From the entries, copy every line that carries the string "JSON".

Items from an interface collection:
______________________________

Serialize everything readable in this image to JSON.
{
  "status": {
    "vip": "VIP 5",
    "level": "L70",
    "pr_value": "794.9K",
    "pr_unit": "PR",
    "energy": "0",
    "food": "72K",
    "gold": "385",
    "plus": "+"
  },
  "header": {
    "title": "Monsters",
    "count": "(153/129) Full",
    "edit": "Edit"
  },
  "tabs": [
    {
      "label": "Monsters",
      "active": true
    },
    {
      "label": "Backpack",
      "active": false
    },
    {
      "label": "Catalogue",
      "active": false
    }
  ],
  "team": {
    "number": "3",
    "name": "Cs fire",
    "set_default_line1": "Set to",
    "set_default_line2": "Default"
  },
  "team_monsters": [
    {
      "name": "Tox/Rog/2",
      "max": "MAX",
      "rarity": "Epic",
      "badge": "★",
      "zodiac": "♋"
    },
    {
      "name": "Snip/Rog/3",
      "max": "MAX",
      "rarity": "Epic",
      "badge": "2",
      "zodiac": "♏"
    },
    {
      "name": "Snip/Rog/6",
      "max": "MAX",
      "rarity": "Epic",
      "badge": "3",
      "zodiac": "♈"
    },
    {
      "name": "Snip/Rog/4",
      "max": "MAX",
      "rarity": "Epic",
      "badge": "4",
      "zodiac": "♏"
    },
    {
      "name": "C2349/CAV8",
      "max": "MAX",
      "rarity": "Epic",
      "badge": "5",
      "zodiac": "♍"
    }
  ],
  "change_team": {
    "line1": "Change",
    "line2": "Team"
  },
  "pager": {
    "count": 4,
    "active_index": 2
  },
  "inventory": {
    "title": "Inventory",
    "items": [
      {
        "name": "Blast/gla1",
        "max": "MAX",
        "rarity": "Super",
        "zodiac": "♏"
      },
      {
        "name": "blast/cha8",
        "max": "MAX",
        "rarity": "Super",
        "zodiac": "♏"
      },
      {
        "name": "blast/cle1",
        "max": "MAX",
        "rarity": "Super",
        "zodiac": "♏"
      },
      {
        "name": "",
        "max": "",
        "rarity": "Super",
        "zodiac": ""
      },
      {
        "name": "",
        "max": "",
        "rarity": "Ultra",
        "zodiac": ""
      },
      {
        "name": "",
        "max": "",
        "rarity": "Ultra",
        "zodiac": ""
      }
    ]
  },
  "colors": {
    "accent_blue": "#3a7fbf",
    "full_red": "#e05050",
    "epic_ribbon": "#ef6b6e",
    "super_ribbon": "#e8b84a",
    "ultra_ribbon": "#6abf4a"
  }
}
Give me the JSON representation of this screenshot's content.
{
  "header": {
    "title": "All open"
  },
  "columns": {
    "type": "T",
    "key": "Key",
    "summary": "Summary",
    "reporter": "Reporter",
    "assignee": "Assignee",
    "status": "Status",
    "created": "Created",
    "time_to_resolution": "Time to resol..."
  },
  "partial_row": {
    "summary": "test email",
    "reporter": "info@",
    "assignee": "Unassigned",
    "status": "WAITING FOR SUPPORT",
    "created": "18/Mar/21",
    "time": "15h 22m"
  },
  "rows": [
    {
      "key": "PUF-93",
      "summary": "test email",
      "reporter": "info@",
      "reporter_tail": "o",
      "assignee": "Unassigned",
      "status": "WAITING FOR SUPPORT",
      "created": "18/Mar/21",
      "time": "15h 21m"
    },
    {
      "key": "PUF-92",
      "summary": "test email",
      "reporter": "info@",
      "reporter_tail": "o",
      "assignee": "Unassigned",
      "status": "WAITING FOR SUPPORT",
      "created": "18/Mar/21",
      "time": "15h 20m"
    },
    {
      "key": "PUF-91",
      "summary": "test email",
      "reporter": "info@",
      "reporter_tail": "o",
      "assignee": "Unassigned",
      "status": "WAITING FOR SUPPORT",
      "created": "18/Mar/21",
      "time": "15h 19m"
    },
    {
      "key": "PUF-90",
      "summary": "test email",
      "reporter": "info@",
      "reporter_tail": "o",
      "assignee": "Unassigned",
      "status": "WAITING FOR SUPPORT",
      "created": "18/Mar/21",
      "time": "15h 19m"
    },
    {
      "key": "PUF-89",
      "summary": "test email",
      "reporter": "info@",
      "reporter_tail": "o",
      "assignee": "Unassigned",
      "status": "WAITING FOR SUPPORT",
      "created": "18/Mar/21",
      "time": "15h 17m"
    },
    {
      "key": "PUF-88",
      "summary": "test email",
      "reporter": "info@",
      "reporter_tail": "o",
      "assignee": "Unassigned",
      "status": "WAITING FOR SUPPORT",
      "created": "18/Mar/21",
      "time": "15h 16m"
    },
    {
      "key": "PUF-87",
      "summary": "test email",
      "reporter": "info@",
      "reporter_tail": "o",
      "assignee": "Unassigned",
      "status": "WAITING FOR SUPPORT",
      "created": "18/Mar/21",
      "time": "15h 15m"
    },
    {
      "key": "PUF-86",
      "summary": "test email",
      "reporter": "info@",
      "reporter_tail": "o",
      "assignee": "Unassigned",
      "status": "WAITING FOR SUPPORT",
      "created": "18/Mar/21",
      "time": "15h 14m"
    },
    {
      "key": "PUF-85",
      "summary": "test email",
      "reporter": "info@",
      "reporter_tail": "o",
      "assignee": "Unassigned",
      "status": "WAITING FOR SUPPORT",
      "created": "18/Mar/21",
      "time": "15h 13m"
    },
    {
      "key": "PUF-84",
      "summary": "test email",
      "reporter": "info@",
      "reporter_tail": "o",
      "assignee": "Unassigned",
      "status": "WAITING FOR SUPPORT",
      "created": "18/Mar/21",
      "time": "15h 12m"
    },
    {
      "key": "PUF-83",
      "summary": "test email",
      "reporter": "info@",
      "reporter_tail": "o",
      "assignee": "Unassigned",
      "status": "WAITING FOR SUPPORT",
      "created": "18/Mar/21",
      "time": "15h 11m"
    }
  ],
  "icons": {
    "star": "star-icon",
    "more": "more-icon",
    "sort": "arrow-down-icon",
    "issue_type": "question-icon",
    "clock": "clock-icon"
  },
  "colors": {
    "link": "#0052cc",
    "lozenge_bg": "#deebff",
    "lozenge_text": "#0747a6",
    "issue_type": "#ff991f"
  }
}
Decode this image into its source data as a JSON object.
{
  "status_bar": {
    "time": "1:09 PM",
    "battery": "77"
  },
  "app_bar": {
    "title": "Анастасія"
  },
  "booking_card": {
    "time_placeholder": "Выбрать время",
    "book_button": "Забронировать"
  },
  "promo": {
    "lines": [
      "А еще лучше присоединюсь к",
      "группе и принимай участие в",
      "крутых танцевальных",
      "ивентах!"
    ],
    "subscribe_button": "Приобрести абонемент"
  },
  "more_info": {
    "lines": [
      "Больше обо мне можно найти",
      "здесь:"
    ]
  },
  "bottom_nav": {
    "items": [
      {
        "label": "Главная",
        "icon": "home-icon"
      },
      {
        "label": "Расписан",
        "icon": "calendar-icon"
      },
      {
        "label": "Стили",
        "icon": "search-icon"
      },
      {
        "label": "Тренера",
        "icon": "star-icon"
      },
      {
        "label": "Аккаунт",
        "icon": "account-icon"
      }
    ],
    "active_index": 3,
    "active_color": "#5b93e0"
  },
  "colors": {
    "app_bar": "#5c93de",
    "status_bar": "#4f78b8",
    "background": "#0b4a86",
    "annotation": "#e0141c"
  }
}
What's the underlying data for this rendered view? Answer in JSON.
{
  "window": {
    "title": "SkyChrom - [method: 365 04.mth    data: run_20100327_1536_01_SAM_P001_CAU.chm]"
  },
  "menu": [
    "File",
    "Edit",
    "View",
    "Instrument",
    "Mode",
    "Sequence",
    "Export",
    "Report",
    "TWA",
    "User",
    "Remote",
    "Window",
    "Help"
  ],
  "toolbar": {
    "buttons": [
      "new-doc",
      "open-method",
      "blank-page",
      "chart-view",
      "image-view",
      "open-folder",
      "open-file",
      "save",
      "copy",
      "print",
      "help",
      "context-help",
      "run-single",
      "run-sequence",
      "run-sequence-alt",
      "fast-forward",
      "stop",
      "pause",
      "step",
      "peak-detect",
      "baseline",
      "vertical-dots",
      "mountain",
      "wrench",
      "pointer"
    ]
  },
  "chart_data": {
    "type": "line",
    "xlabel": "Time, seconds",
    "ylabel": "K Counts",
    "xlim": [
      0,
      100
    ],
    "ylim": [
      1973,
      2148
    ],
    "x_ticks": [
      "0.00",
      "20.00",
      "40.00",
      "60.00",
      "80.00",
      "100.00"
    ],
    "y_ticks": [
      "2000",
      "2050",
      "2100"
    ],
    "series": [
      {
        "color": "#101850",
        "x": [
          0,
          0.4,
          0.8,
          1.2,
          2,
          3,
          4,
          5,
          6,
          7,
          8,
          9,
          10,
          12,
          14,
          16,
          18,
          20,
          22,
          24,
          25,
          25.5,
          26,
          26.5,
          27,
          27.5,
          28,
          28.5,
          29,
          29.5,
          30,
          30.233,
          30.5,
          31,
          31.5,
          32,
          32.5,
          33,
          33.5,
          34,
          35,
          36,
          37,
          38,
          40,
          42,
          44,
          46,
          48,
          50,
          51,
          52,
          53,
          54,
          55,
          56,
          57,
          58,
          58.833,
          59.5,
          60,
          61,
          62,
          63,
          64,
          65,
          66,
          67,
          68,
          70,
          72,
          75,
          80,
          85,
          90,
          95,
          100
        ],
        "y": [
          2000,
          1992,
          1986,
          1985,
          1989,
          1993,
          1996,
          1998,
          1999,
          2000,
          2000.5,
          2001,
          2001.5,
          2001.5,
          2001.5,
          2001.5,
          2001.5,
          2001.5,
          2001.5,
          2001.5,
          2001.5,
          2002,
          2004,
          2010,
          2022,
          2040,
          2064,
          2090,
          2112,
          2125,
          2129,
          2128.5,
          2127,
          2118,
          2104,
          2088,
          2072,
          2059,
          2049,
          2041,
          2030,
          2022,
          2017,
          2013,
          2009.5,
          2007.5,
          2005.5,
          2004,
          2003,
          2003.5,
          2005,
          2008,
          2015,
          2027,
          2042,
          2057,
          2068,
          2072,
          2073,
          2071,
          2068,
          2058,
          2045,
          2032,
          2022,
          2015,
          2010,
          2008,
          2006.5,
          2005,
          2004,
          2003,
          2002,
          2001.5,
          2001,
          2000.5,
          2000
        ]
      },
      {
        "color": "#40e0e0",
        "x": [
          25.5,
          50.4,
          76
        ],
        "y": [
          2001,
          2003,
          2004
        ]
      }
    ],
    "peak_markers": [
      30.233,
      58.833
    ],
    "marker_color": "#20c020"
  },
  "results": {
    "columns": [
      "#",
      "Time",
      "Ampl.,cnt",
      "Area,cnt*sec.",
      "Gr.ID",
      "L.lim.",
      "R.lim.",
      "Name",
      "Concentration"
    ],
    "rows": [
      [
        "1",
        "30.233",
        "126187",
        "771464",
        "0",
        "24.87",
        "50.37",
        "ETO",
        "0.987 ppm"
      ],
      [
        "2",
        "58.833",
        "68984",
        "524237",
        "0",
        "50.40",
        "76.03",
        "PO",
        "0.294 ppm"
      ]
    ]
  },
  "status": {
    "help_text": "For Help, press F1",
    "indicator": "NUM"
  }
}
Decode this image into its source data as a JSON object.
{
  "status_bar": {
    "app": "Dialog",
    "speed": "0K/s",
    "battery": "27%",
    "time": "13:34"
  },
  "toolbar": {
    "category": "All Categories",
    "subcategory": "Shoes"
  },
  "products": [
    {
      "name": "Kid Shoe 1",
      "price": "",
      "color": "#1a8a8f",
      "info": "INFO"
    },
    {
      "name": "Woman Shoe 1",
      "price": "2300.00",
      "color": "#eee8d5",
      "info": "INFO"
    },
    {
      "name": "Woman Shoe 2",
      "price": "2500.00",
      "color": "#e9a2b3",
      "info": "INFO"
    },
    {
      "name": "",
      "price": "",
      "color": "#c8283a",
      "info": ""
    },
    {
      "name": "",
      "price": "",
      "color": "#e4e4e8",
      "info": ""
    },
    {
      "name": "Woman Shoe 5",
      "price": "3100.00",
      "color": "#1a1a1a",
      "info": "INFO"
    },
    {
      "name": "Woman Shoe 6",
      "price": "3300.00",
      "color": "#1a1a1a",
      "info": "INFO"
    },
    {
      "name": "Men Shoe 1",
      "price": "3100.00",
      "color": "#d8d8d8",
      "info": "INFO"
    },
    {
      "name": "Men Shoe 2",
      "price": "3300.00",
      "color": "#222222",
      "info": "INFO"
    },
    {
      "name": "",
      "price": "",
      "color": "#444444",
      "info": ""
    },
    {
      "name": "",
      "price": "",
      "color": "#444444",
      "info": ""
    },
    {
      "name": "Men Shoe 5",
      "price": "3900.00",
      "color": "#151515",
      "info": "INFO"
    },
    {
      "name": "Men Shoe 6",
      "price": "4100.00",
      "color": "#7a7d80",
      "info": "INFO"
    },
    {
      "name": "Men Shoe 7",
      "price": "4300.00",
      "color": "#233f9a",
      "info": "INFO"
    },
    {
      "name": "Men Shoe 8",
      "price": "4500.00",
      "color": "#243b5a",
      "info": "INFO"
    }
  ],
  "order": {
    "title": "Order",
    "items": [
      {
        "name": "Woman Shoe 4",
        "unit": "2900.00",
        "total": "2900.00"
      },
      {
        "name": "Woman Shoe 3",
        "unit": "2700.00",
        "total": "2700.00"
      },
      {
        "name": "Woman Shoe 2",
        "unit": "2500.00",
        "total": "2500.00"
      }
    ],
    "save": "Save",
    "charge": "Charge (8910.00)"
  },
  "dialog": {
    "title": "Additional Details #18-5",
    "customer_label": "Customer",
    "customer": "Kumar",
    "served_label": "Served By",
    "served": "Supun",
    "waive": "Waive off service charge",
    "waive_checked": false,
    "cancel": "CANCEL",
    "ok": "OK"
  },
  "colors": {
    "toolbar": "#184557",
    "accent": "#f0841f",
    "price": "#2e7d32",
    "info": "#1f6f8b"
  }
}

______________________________

Task response:
Serialize everything readable in this image to JSON.
Give me the JSON representation of this screenshot's content.
Decode this image into its source data as a JSON object.
What's the underlying data for this rendered view? Answer in JSON.
Decode this image into its source data as a JSON object.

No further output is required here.